_Task details_
Print the records below exactly, and do not carry over any picture.

▬▬▬▬▬▬

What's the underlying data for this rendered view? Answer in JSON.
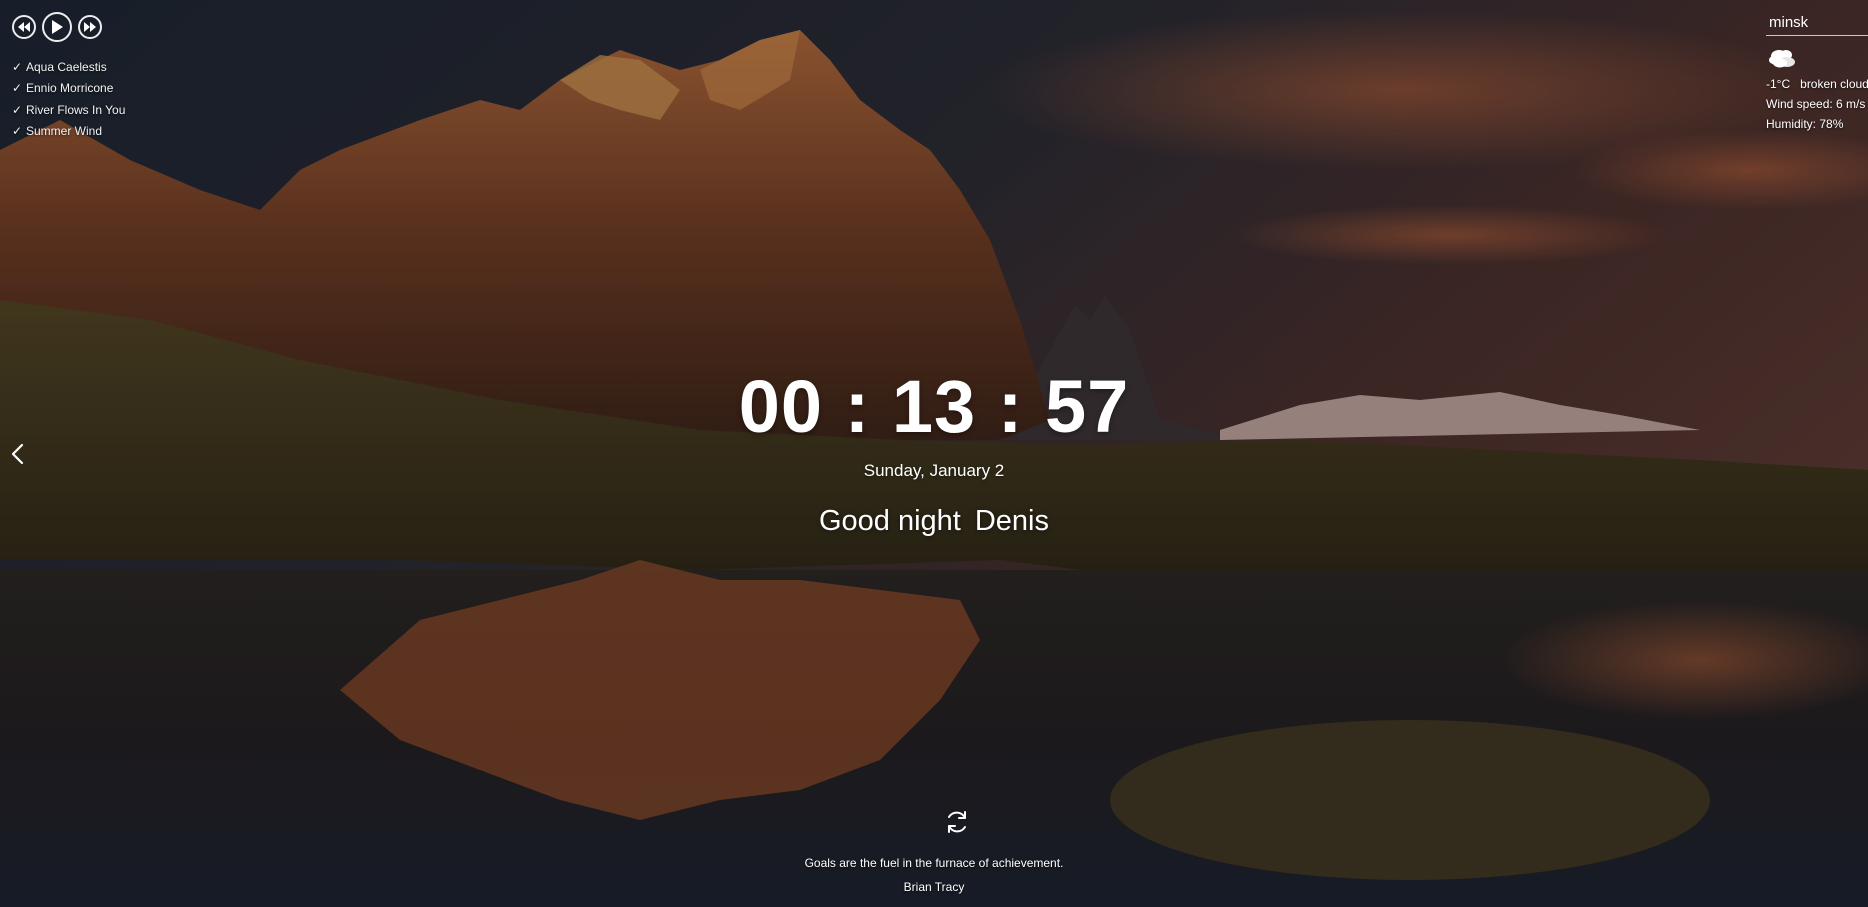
{
  "player": {
    "controls": [
      "previous-track",
      "play",
      "next-track"
    ],
    "playlist": [
      {
        "title": "Aqua Caelestis",
        "check": "✓"
      },
      {
        "title": "Ennio Morricone",
        "check": "✓"
      },
      {
        "title": "River Flows In You",
        "check": "✓"
      },
      {
        "title": "Summer Wind",
        "check": "✓"
      }
    ]
  },
  "weather": {
    "city": "minsk",
    "icon": "broken-clouds-icon",
    "temperature": "-1°C",
    "description": "broken clouds",
    "wind": "Wind speed: 6 m/s",
    "humidity": "Humidity: 78%"
  },
  "slider": {
    "prev_icon": "chevron-left-icon"
  },
  "time": {
    "hours": "00",
    "minutes": "13",
    "seconds": "57",
    "separator": ":"
  },
  "date": "Sunday, January 2",
  "greeting": {
    "text": "Good night",
    "name": "Denis"
  },
  "quote": {
    "refresh_icon": "refresh-icon",
    "text": "Goals are the fuel in the furnace of achievement.",
    "author": "Brian Tracy"
  },
  "colors": {
    "text": "#ffffff",
    "sky_dark": "#1f2636",
    "sunset": "#b0552a"
  }
}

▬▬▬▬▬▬

_Answer space_
What's the underlying data for this rendered view? Answer in JSON.
{
  "player": {
    "controls": [
      "previous-track",
      "play",
      "next-track"
    ],
    "playlist": [
      {
        "title": "Aqua Caelestis",
        "check": "✓"
      },
      {
        "title": "Ennio Morricone",
        "check": "✓"
      },
      {
        "title": "River Flows In You",
        "check": "✓"
      },
      {
        "title": "Summer Wind",
        "check": "✓"
      }
    ]
  },
  "weather": {
    "city": "minsk",
    "icon": "broken-clouds-icon",
    "temperature": "-1°C",
    "description": "broken clouds",
    "wind": "Wind speed: 6 m/s",
    "humidity": "Humidity: 78%"
  },
  "slider": {
    "prev_icon": "chevron-left-icon"
  },
  "time": {
    "hours": "00",
    "minutes": "13",
    "seconds": "57",
    "separator": ":"
  },
  "date": "Sunday, January 2",
  "greeting": {
    "text": "Good night",
    "name": "Denis"
  },
  "quote": {
    "refresh_icon": "refresh-icon",
    "text": "Goals are the fuel in the furnace of achievement.",
    "author": "Brian Tracy"
  },
  "colors": {
    "text": "#ffffff",
    "sky_dark": "#1f2636",
    "sunset": "#b0552a"
  }
}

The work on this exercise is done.